During the 80s and 90s, Laurie had consistent work resulting from his ability and willingness to take on any role. “Fry and Laurie” had built up a sizable following in the UK, while his television and movie credits piled up. He even appeared in music videos by Annie Lennox, Spice Girls and Kate Bush. He also had a guest part on an episode of “Friends”, one of the biggest American sitcoms during the 1990s. Hugh’s movie credentials were on the rise, acting in films like “Stuart Little I and II” and “The Man in the Iron Mask” starring Leonardo DiCaprio.
Like most people in show business, Laurie had put together a strong body of work. He had success and increasing exposure. But the industry is fickle, and Laurie knew that success can be fleeting. Understandably, he continued working, but after more than two decades, he also started to wonder if he had reached a plateau. Would this be the extent of his success?
The true measure of success in show business is most often determined by American tv and film directors and ultimately by American viewers. Many artists have become highly accomplished around the world, only to hit a brick wall in the US market. Laurie enjoyed increasing exposure, but he wasn’t getting any younger. The offer in 2004 from Fox could not have come at a better and more pivotal moment in Hugh’s career. Not only was this an opportunity unlike any before, but Laurie was taking on a highly challenging, almost daunting character. This really was the chance of a lifetime, and Hugh dove in head first, making believers out of American viewers from the beginning of the series. At the height of the show’s popularity, Laurie reportedly took in a salary between $350,000 and $400,000 per episode! Oh, I also forgot to mention that Laurie’s American accent was so good that most people didn’t even know Hugh was not from the states!
Laurie’s exploits on “House” are really a composite of everything he does so well. It was quite easy to feel a sense of annoyance with his character, as if Dr. House came off as superior and arrogant in his self-absorption. But as the series moved on in years, the script continually rooted out the myriad of facets and emotions lying under the surface. Laurie was nothing less than brilliant in the character, and he made it look easy.
There’s a theory about life that argues all of one’s experiences have made you the person you are in the present. This especially applies to Laurie. He spent decades toiling, stepping out of one lane and into another, and the whole time he kept improving upon what he had been before. In that sense, “House” was an induction ceremony for a man who had busted his tail for twenty three years, the culmination of hard work and daring. It was a combination of all the traits and qualities that had led him to the edge of true stardom, and in the moment he seized the golden opportunity.
Hugh Laurie’s biography is overflowing with credits and life experience.
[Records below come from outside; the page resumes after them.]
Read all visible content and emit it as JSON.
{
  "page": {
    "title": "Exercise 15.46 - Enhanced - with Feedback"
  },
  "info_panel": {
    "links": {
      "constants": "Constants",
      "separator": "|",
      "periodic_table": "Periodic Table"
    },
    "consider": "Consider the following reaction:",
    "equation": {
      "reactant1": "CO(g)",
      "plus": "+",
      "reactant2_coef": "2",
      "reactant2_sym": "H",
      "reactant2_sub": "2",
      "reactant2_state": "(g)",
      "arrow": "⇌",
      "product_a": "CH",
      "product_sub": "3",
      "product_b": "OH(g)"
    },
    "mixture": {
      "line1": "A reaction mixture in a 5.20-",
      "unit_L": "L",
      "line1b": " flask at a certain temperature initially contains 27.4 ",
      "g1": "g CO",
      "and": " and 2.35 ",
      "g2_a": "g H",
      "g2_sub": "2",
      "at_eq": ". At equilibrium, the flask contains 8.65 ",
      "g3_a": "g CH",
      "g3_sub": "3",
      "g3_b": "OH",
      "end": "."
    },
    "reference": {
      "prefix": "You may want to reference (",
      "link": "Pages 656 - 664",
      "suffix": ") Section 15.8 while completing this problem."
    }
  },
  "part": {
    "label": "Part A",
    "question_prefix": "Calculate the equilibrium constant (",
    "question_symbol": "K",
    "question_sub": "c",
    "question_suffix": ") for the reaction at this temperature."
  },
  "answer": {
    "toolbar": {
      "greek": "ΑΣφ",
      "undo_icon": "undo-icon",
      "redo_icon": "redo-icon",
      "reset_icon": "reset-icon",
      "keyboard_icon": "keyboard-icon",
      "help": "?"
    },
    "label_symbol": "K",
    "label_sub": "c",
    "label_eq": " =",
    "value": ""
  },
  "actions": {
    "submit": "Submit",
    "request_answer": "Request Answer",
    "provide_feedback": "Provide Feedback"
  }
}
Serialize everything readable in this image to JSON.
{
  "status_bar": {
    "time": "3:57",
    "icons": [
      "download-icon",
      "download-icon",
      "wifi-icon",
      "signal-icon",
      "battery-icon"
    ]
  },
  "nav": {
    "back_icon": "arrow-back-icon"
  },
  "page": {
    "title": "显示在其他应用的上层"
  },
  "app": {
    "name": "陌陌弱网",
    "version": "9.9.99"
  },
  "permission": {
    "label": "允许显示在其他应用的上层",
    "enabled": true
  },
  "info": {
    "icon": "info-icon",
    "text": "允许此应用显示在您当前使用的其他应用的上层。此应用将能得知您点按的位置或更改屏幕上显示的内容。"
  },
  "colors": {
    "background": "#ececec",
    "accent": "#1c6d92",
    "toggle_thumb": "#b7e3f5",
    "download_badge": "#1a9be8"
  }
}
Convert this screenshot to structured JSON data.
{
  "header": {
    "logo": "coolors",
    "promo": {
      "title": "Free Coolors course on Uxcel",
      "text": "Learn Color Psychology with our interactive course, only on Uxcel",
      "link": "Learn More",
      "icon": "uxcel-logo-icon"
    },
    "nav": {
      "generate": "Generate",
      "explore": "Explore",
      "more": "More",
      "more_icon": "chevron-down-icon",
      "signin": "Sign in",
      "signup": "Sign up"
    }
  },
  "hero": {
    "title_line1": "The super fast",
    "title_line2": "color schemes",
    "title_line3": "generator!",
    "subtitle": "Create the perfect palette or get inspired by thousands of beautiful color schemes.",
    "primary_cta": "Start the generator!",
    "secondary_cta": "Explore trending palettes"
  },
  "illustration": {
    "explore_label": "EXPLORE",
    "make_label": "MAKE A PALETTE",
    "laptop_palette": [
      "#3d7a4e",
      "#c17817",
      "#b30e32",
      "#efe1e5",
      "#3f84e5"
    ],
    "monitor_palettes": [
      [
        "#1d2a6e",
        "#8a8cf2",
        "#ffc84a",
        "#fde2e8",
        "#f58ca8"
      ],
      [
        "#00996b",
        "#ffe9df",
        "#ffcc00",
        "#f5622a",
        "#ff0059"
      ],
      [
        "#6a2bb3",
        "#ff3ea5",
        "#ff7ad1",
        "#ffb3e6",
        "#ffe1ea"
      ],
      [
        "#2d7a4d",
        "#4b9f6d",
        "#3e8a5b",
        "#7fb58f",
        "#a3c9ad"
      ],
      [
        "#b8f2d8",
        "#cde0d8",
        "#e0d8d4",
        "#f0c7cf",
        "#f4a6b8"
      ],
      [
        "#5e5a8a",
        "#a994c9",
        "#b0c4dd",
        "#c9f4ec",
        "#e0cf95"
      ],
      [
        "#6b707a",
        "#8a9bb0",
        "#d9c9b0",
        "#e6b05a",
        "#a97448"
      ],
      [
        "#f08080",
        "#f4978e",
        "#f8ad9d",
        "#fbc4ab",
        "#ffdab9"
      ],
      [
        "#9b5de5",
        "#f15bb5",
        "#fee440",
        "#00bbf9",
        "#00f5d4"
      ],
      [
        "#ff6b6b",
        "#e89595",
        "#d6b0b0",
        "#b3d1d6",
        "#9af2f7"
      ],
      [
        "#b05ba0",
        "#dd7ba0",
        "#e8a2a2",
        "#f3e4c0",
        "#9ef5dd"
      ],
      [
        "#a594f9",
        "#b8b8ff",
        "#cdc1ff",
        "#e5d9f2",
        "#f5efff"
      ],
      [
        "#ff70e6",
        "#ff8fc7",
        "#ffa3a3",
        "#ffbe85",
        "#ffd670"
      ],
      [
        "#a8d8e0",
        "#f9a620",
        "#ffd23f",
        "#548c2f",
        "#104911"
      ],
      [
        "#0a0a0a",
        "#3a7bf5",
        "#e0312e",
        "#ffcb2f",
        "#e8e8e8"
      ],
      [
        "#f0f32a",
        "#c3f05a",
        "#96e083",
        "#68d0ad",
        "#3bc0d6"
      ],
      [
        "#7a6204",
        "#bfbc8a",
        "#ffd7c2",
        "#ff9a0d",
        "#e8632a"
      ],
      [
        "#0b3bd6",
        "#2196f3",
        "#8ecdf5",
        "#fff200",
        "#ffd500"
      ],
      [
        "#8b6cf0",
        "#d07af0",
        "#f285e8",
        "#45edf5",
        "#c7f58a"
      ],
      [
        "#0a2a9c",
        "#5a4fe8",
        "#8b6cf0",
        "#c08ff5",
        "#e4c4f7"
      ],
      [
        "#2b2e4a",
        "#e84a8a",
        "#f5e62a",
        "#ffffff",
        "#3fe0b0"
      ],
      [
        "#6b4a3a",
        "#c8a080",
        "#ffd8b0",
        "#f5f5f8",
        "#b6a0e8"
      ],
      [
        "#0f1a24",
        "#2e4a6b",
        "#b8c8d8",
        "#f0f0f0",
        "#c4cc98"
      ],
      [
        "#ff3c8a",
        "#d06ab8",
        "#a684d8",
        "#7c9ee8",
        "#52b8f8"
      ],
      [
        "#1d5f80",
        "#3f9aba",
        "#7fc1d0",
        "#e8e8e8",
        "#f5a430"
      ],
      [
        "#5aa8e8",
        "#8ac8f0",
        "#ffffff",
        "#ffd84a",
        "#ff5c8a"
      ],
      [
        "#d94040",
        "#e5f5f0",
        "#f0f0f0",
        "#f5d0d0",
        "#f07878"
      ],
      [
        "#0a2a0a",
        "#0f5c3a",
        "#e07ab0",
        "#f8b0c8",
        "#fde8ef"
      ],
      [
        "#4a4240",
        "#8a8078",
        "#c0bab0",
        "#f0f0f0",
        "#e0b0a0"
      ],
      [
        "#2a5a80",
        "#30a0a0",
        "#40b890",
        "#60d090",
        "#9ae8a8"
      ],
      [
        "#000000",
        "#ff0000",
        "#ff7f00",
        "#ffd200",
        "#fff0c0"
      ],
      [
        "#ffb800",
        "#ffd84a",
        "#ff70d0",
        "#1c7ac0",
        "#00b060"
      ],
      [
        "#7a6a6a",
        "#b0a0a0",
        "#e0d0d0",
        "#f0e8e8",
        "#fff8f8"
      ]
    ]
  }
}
As a young man, he followed his dream to become an Olympic rower. When that avenue was exhausted, he simply channeled the desire to excel into the next chapter of his life. He didn’t flinch. He didn’t waver. Above all, he did his best no matter the medium or the audience. As Dr. Greg House, time and time again he would put together a diagnosis of a patient to his staff and interns, and they’d look at him dumbfounded. They’d wonder if the old man had finally lost his mind. In the end, he made his diagnosis make sense. He just cleverly messed with their minds along the way. Vintage Hugh Laurie style!